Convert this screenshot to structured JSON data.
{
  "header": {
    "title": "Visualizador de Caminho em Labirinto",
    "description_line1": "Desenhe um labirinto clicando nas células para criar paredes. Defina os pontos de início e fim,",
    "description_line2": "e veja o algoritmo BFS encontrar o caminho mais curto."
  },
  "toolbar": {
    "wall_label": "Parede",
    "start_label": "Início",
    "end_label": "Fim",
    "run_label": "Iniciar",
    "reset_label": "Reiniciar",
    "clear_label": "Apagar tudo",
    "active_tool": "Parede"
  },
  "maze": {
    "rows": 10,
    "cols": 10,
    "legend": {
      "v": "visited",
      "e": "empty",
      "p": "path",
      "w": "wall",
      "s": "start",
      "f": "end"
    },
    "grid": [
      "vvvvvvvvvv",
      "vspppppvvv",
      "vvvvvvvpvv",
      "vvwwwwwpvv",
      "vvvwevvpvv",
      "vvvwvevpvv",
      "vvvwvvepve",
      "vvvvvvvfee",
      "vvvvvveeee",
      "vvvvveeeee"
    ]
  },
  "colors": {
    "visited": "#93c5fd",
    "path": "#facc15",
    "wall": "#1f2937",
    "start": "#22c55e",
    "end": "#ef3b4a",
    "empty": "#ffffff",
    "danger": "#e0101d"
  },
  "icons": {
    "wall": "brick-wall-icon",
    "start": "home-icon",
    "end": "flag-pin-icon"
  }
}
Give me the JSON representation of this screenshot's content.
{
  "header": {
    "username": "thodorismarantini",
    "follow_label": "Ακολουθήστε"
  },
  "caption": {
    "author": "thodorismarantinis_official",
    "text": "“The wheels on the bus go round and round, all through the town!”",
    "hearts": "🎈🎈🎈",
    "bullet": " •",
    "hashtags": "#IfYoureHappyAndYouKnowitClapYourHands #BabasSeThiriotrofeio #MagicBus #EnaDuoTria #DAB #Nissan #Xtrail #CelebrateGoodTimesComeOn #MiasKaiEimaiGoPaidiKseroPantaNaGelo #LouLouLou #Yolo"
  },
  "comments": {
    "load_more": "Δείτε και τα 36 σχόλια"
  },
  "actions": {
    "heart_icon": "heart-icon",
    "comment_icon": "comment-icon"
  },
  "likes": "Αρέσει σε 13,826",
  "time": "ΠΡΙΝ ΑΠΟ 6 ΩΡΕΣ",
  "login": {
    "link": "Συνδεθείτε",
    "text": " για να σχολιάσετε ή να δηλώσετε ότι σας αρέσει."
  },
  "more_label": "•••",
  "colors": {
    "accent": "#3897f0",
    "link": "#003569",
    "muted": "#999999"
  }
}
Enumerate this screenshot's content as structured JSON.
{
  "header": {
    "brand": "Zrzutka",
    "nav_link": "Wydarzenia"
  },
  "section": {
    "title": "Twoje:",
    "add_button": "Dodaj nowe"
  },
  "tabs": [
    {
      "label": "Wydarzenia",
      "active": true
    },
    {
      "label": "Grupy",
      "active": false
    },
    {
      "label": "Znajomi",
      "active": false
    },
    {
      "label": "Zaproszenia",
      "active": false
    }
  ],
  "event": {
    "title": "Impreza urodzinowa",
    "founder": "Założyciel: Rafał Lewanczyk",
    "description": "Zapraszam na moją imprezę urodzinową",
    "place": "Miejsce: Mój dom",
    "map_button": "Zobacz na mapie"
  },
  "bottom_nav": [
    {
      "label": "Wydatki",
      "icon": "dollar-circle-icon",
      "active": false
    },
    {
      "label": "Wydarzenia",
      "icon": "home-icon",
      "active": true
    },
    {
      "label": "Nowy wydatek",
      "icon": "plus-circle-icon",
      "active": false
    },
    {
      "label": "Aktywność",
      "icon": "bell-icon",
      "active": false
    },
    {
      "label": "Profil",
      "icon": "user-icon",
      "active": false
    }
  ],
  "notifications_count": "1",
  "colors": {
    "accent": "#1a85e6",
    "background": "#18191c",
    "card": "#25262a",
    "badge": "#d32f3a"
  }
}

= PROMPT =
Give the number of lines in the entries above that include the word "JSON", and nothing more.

= RESULT =
3